§ Your instructions
Word for word, restate the data that follows, omitting the images.

[Web page and app entries]

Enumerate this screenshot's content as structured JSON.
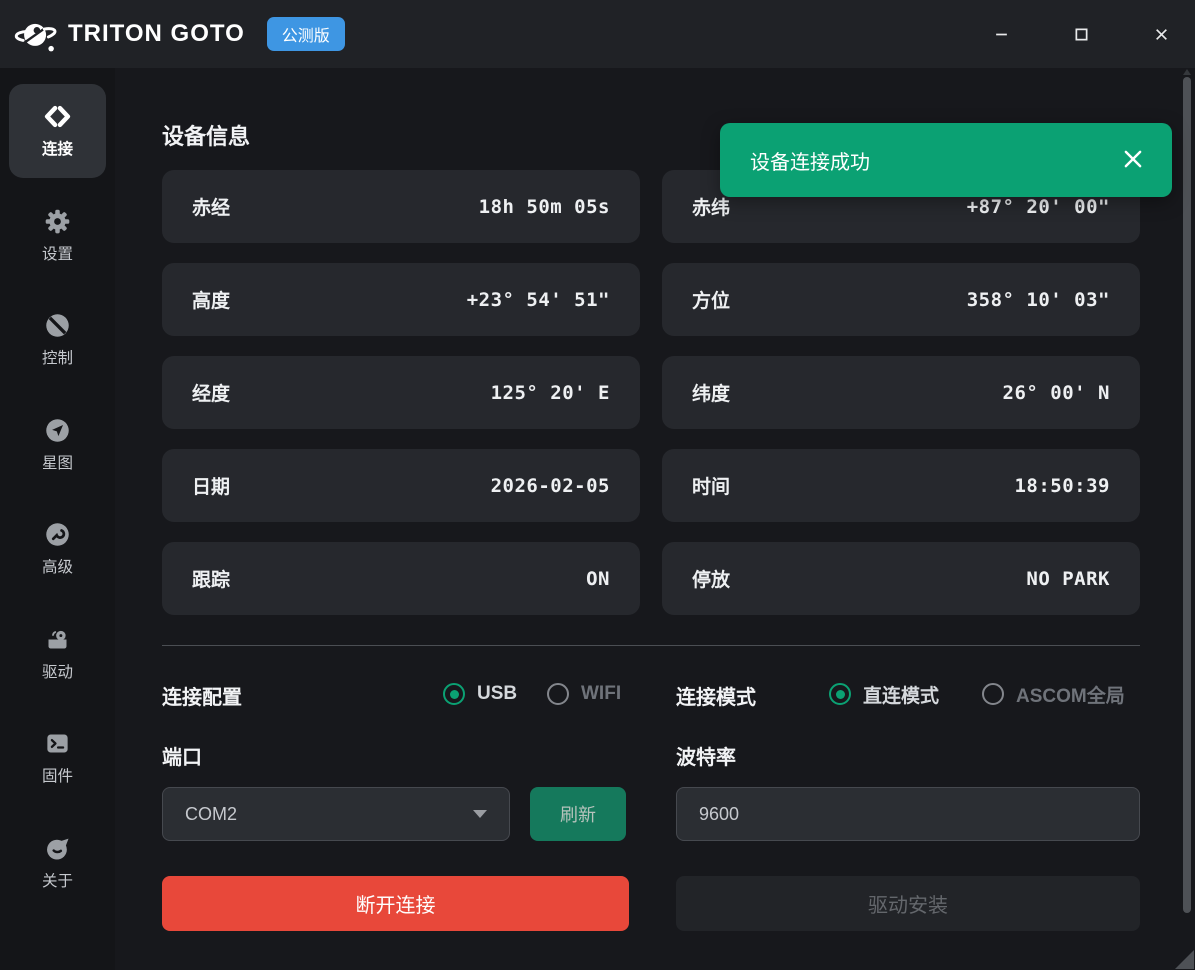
{
  "window": {
    "title": "TRITON GOTO",
    "badge": "公测版"
  },
  "sidebar": {
    "items": [
      {
        "label": "连接",
        "icon": "connect-icon",
        "active": true
      },
      {
        "label": "设置",
        "icon": "gear-icon",
        "active": false
      },
      {
        "label": "控制",
        "icon": "control-icon",
        "active": false
      },
      {
        "label": "星图",
        "icon": "starmap-icon",
        "active": false
      },
      {
        "label": "高级",
        "icon": "wrench-icon",
        "active": false
      },
      {
        "label": "驱动",
        "icon": "drive-icon",
        "active": false
      },
      {
        "label": "固件",
        "icon": "terminal-icon",
        "active": false
      },
      {
        "label": "关于",
        "icon": "about-icon",
        "active": false
      }
    ]
  },
  "toast": {
    "message": "设备连接成功"
  },
  "device_info": {
    "heading": "设备信息",
    "fields": [
      {
        "label": "赤经",
        "value": "18h 50m 05s"
      },
      {
        "label": "赤纬",
        "value": "+87° 20' 00\""
      },
      {
        "label": "高度",
        "value": "+23° 54' 51\""
      },
      {
        "label": "方位",
        "value": "358° 10' 03\""
      },
      {
        "label": "经度",
        "value": "125° 20' E"
      },
      {
        "label": "纬度",
        "value": "26° 00' N"
      },
      {
        "label": "日期",
        "value": "2026-02-05"
      },
      {
        "label": "时间",
        "value": "18:50:39"
      },
      {
        "label": "跟踪",
        "value": "ON"
      },
      {
        "label": "停放",
        "value": "NO PARK"
      }
    ]
  },
  "connection": {
    "config_label": "连接配置",
    "config_options": [
      {
        "label": "USB",
        "selected": true
      },
      {
        "label": "WIFI",
        "selected": false
      }
    ],
    "mode_label": "连接模式",
    "mode_options": [
      {
        "label": "直连模式",
        "selected": true
      },
      {
        "label": "ASCOM全局",
        "selected": false
      }
    ],
    "port_label": "端口",
    "port_value": "COM2",
    "refresh_label": "刷新",
    "baud_label": "波特率",
    "baud_value": "9600",
    "disconnect_label": "断开连接",
    "driver_install_label": "驱动安装"
  },
  "colors": {
    "accent_green": "#0ba173",
    "badge_blue": "#3e96e3",
    "danger_red": "#e8483a"
  }
}
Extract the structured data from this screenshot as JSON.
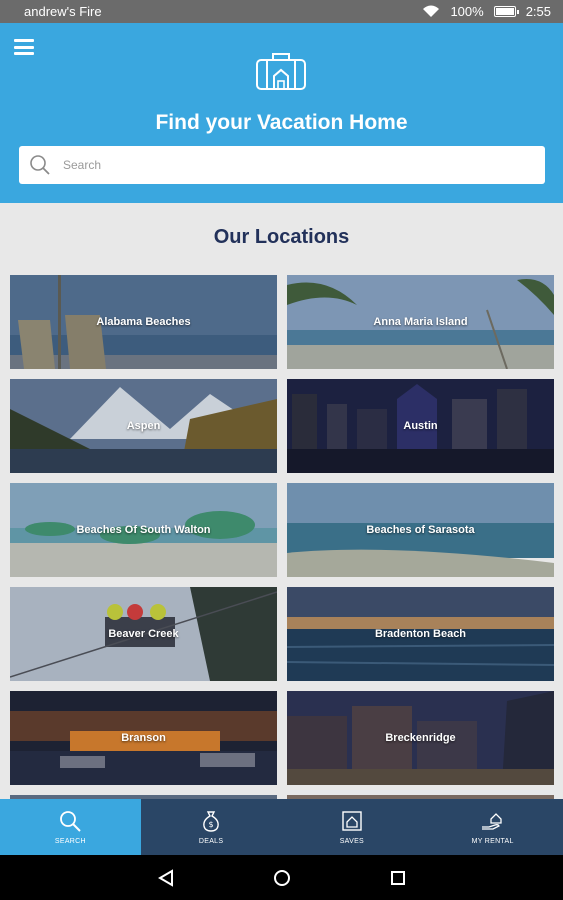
{
  "status_bar": {
    "carrier": "andrew's Fire",
    "battery": "100%",
    "time": "2:55",
    "battery_level": 1.0
  },
  "header": {
    "title": "Find your Vacation Home",
    "search_placeholder": "Search",
    "background_color": "#3aa7df"
  },
  "section_title": "Our Locations",
  "locations": [
    {
      "label": "Alabama Beaches",
      "scene": "beach-chairs"
    },
    {
      "label": "Anna Maria Island",
      "scene": "palm-beach"
    },
    {
      "label": "Aspen",
      "scene": "mountain-lake"
    },
    {
      "label": "Austin",
      "scene": "city-night"
    },
    {
      "label": "Beaches Of South Walton",
      "scene": "umbrellas-beach"
    },
    {
      "label": "Beaches of Sarasota",
      "scene": "shore"
    },
    {
      "label": "Beaver Creek",
      "scene": "ski-lift"
    },
    {
      "label": "Bradenton Beach",
      "scene": "sunset-sea"
    },
    {
      "label": "Branson",
      "scene": "riverboat-night"
    },
    {
      "label": "Breckenridge",
      "scene": "town-night"
    }
  ],
  "bottom_nav": [
    {
      "label": "SEARCH",
      "icon": "search-icon",
      "active": true
    },
    {
      "label": "DEALS",
      "icon": "money-bag-icon",
      "active": false
    },
    {
      "label": "SAVES",
      "icon": "saved-home-icon",
      "active": false
    },
    {
      "label": "MY RENTAL",
      "icon": "hand-house-icon",
      "active": false
    }
  ],
  "colors": {
    "accent": "#3aa7df",
    "nav_bg": "#2a4666",
    "heading": "#22315a"
  }
}
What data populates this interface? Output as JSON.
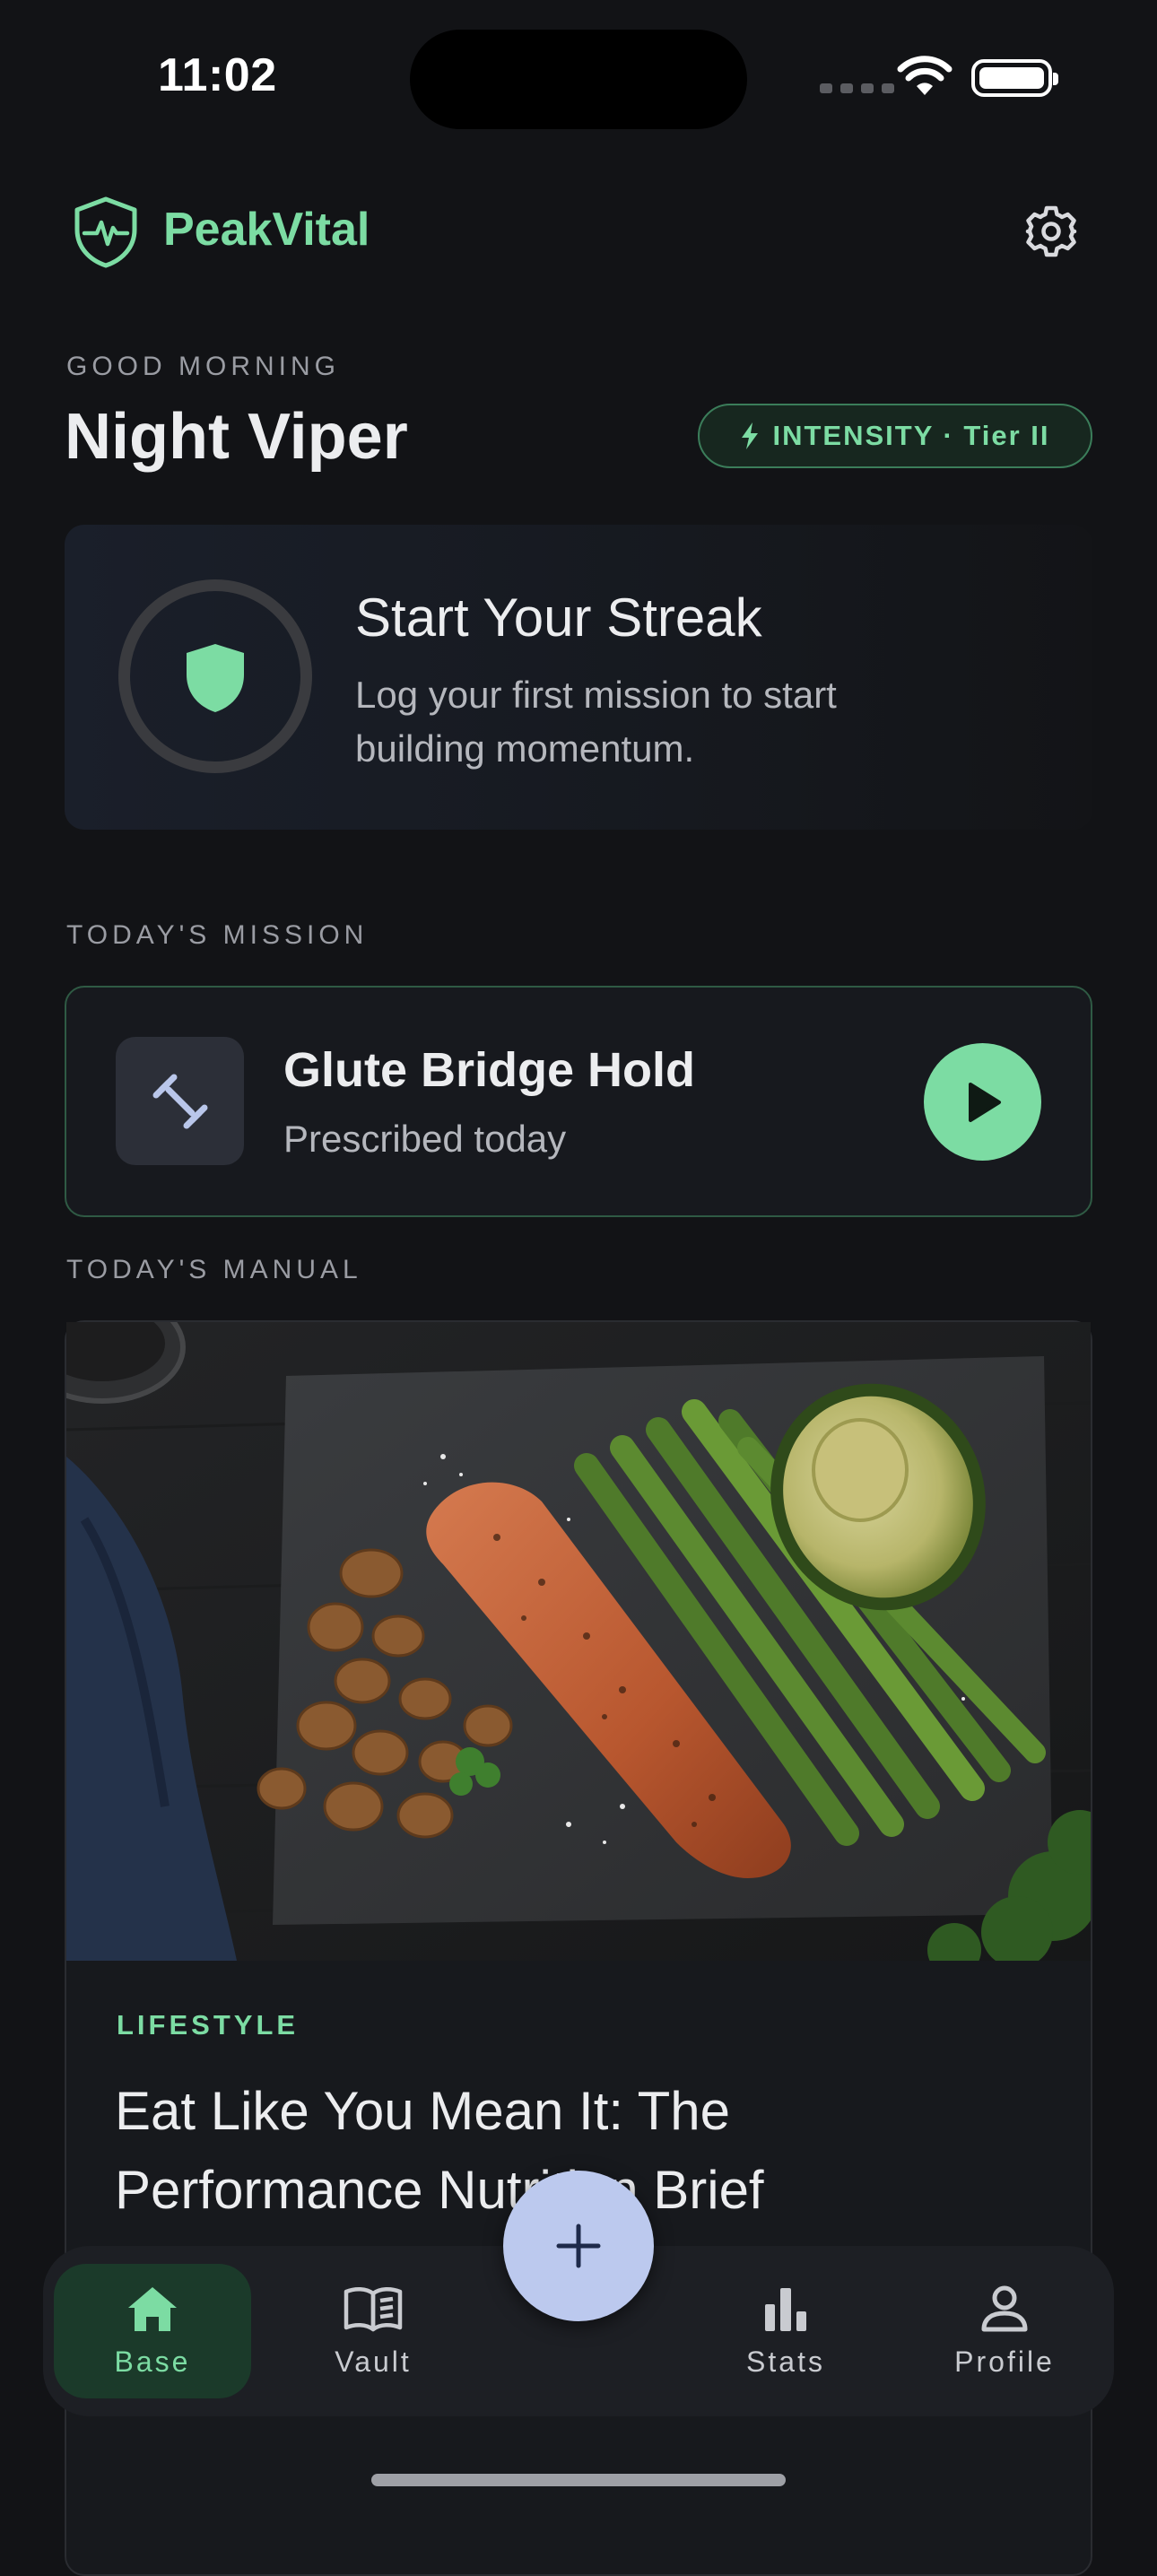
{
  "status_bar": {
    "time": "11:02"
  },
  "header": {
    "brand": "PeakVital"
  },
  "greeting": {
    "label": "GOOD MORNING",
    "name": "Night Viper",
    "intensity_badge": "INTENSITY · Tier II"
  },
  "streak": {
    "title": "Start Your Streak",
    "subtitle": "Log your first mission to start building momentum."
  },
  "mission": {
    "section_label": "TODAY'S MISSION",
    "title": "Glute Bridge Hold",
    "subtitle": "Prescribed today"
  },
  "manual": {
    "section_label": "TODAY'S MANUAL",
    "category": "LIFESTYLE",
    "title": "Eat Like You Mean It: The Performance Nutrition Brief"
  },
  "tabbar": {
    "items": [
      {
        "label": "Base",
        "icon": "home-icon",
        "active": true
      },
      {
        "label": "Vault",
        "icon": "book-icon",
        "active": false
      },
      {
        "label": "Stats",
        "icon": "bar-chart-icon",
        "active": false
      },
      {
        "label": "Profile",
        "icon": "person-icon",
        "active": false
      }
    ],
    "fab_icon": "plus-icon"
  },
  "colors": {
    "background": "#121316",
    "accent_green": "#7CDCA3",
    "fab": "#bcc9ee"
  }
}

§ Response area
Enumerate this screenshot's content as structured JSON.
{
  "window": {
    "title": "TRITON GOTO",
    "badge": "公测版"
  },
  "sidebar": {
    "items": [
      {
        "label": "连接",
        "icon": "connect-icon",
        "active": true
      },
      {
        "label": "设置",
        "icon": "gear-icon",
        "active": false
      },
      {
        "label": "控制",
        "icon": "control-icon",
        "active": false
      },
      {
        "label": "星图",
        "icon": "starmap-icon",
        "active": false
      },
      {
        "label": "高级",
        "icon": "wrench-icon",
        "active": false
      },
      {
        "label": "驱动",
        "icon": "drive-icon",
        "active": false
      },
      {
        "label": "固件",
        "icon": "terminal-icon",
        "active": false
      },
      {
        "label": "关于",
        "icon": "about-icon",
        "active": false
      }
    ]
  },
  "toast": {
    "message": "设备连接成功"
  },
  "device_info": {
    "heading": "设备信息",
    "fields": [
      {
        "label": "赤经",
        "value": "18h 50m 05s"
      },
      {
        "label": "赤纬",
        "value": "+87° 20' 00\""
      },
      {
        "label": "高度",
        "value": "+23° 54' 51\""
      },
      {
        "label": "方位",
        "value": "358° 10' 03\""
      },
      {
        "label": "经度",
        "value": "125° 20' E"
      },
      {
        "label": "纬度",
        "value": "26° 00' N"
      },
      {
        "label": "日期",
        "value": "2026-02-05"
      },
      {
        "label": "时间",
        "value": "18:50:39"
      },
      {
        "label": "跟踪",
        "value": "ON"
      },
      {
        "label": "停放",
        "value": "NO PARK"
      }
    ]
  },
  "connection": {
    "config_label": "连接配置",
    "config_options": [
      {
        "label": "USB",
        "selected": true
      },
      {
        "label": "WIFI",
        "selected": false
      }
    ],
    "mode_label": "连接模式",
    "mode_options": [
      {
        "label": "直连模式",
        "selected": true
      },
      {
        "label": "ASCOM全局",
        "selected": false
      }
    ],
    "port_label": "端口",
    "port_value": "COM2",
    "refresh_label": "刷新",
    "baud_label": "波特率",
    "baud_value": "9600",
    "disconnect_label": "断开连接",
    "driver_install_label": "驱动安装"
  },
  "colors": {
    "accent_green": "#0ba173",
    "badge_blue": "#3e96e3",
    "danger_red": "#e8483a"
  }
}
Extract the structured data from this screenshot as JSON.
{
  "status_bar": {
    "carrier": "andrew's Fire",
    "battery": "100%",
    "time": "2:55",
    "battery_level": 1.0
  },
  "header": {
    "title": "Find your Vacation Home",
    "search_placeholder": "Search",
    "background_color": "#3aa7df"
  },
  "section_title": "Our Locations",
  "locations": [
    {
      "label": "Alabama Beaches",
      "scene": "beach-chairs"
    },
    {
      "label": "Anna Maria Island",
      "scene": "palm-beach"
    },
    {
      "label": "Aspen",
      "scene": "mountain-lake"
    },
    {
      "label": "Austin",
      "scene": "city-night"
    },
    {
      "label": "Beaches Of South Walton",
      "scene": "umbrellas-beach"
    },
    {
      "label": "Beaches of Sarasota",
      "scene": "shore"
    },
    {
      "label": "Beaver Creek",
      "scene": "ski-lift"
    },
    {
      "label": "Bradenton Beach",
      "scene": "sunset-sea"
    },
    {
      "label": "Branson",
      "scene": "riverboat-night"
    },
    {
      "label": "Breckenridge",
      "scene": "town-night"
    }
  ],
  "bottom_nav": [
    {
      "label": "SEARCH",
      "icon": "search-icon",
      "active": true
    },
    {
      "label": "DEALS",
      "icon": "money-bag-icon",
      "active": false
    },
    {
      "label": "SAVES",
      "icon": "saved-home-icon",
      "active": false
    },
    {
      "label": "MY RENTAL",
      "icon": "hand-house-icon",
      "active": false
    }
  ],
  "colors": {
    "accent": "#3aa7df",
    "nav_bg": "#2a4666",
    "heading": "#22315a"
  }
}
What data populates this interface? Output as JSON.
{
  "status_bar": {
    "time": "11:02"
  },
  "header": {
    "brand": "PeakVital"
  },
  "greeting": {
    "label": "GOOD MORNING",
    "name": "Night Viper",
    "intensity_badge": "INTENSITY · Tier II"
  },
  "streak": {
    "title": "Start Your Streak",
    "subtitle": "Log your first mission to start building momentum."
  },
  "mission": {
    "section_label": "TODAY'S MISSION",
    "title": "Glute Bridge Hold",
    "subtitle": "Prescribed today"
  },
  "manual": {
    "section_label": "TODAY'S MANUAL",
    "category": "LIFESTYLE",
    "title": "Eat Like You Mean It: The Performance Nutrition Brief"
  },
  "tabbar": {
    "items": [
      {
        "label": "Base",
        "icon": "home-icon",
        "active": true
      },
      {
        "label": "Vault",
        "icon": "book-icon",
        "active": false
      },
      {
        "label": "Stats",
        "icon": "bar-chart-icon",
        "active": false
      },
      {
        "label": "Profile",
        "icon": "person-icon",
        "active": false
      }
    ],
    "fab_icon": "plus-icon"
  },
  "colors": {
    "background": "#121316",
    "accent_green": "#7CDCA3",
    "fab": "#bcc9ee"
  }
}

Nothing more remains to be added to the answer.